The strategy for presenting A Site of Struggle has been deeply informed by discussions with colleagues in the art museum field to identify and implement best practices for presenting exhibitions that engage with difficult subject matter, particularly around the issue of racial violence. The enacted strategies include community and campus conversations about the exhibition that have been underway since early 2021, setting the groundwork and context for the exhibition, and helping the museum understand concerns, reservations, and points of resonance.
Northwestern’s faculty and students have a track record of research on these topics which will allow for informed research and education, while the Block’s recent exhibition history demonstrates the museum’s commitment to diverse voices, presenting difficult topics and broadening narratives. There are plans to support every level of the staff and all audiences with the difficult imagery and the difficult conversations the exhibition might generate.

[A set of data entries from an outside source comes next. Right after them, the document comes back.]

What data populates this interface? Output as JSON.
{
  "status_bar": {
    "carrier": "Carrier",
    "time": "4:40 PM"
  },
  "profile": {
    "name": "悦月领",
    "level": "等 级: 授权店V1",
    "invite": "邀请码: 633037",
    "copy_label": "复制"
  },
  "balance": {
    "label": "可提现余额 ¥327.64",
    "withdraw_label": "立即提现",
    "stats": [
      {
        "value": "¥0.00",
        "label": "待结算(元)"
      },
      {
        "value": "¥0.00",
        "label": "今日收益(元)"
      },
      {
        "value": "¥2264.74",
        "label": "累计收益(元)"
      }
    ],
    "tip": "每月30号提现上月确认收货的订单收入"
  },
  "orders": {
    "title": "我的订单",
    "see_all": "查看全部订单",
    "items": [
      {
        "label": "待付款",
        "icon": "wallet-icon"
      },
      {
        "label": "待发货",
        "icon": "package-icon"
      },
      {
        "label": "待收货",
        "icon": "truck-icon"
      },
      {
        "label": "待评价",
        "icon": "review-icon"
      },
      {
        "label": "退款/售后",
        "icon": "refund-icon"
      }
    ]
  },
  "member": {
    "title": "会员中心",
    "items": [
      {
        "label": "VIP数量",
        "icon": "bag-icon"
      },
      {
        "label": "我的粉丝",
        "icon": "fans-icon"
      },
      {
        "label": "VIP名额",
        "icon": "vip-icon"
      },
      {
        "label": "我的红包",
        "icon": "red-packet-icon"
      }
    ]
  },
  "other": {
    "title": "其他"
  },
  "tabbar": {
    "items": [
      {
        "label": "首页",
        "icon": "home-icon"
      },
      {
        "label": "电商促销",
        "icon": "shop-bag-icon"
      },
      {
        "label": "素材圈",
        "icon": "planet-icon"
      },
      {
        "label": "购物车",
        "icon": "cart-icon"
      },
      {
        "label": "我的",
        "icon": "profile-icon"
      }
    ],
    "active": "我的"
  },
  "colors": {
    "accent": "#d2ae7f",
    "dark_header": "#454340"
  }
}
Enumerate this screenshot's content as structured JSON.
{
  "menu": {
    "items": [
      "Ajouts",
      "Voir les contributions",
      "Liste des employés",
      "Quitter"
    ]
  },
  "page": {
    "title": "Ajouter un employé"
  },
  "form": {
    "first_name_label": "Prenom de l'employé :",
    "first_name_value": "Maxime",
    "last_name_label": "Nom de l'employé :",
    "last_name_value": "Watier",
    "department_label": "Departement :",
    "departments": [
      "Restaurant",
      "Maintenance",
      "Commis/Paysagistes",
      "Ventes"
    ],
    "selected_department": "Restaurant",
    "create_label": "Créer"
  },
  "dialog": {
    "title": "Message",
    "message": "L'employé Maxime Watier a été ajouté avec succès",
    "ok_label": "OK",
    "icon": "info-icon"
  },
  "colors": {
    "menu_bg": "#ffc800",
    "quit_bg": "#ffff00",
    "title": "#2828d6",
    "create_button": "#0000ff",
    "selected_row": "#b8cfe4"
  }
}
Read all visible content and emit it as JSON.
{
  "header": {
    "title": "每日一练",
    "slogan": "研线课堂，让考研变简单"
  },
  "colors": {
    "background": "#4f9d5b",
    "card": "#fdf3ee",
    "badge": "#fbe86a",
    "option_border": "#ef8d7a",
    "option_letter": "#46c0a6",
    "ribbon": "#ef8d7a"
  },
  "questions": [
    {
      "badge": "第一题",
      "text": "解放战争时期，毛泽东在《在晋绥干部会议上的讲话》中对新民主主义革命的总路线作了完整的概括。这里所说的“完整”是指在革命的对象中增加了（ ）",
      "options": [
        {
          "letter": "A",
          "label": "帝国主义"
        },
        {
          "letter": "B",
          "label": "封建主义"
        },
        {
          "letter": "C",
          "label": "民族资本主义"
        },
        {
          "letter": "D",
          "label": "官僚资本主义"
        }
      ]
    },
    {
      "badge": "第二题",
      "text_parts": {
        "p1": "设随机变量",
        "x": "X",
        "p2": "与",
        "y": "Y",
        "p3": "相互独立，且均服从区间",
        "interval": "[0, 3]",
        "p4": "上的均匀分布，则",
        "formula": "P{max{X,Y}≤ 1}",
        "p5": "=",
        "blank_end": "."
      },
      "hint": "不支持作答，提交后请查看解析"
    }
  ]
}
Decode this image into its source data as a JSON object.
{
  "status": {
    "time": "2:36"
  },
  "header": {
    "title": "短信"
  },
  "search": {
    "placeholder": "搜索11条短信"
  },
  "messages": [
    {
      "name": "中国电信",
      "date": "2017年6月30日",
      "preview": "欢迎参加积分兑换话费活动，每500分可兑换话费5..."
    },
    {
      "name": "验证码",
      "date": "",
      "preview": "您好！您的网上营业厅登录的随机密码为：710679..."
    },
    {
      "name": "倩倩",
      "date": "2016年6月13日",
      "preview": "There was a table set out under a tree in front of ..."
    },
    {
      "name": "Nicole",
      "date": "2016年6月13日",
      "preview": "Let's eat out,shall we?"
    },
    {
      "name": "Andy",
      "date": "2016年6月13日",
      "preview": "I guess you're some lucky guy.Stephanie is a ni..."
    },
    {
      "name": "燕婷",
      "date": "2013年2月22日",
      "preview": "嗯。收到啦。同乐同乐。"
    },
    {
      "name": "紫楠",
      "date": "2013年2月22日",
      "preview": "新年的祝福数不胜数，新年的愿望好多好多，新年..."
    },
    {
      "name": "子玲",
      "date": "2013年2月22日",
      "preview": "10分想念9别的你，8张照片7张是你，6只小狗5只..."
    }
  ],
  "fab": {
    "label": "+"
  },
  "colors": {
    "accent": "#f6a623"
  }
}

When is the exhibition at the Block Museum?
The exhibition opens at the Block on January 26, 2022 and will be on view until July 10, 2022.
Will the exhibition travel?
The exhibition will travel to the Montgomery Museum of Fine Arts in Alabama August 13-Novemebr 6, 2022. Montgomery is an important city in the history of the battle for African American civil rights in the United States, and includes many important landmark institutions such as Martin Luther King’s Dexter Avenue Baptist Church. It is the home of the Equal Justice Initiative’s Legacy Museum and National Memorial for Peace and Justice, which memorializes thousands of lynchings that occurred across the U.S.
Who is this exhibition for? Why does it matter now?
We believe that this exhibition can have resonance for anyone who is interested in understanding and connecting America’s past and our current moment of racial reckoning. Artists have long offered us tools of repair. This exhibition showcases artworks that offer possibilities to protest, process, mourn, and memorialize anti-Black violence. In addition, the exhibition seeks to raise public awareness about the long history of anti-Black violence in the United States -- a history that has been inconsistently and incompletely taught. We hope that this recognition will enable visitors to approach current conversations with awareness and a better-informed perspective.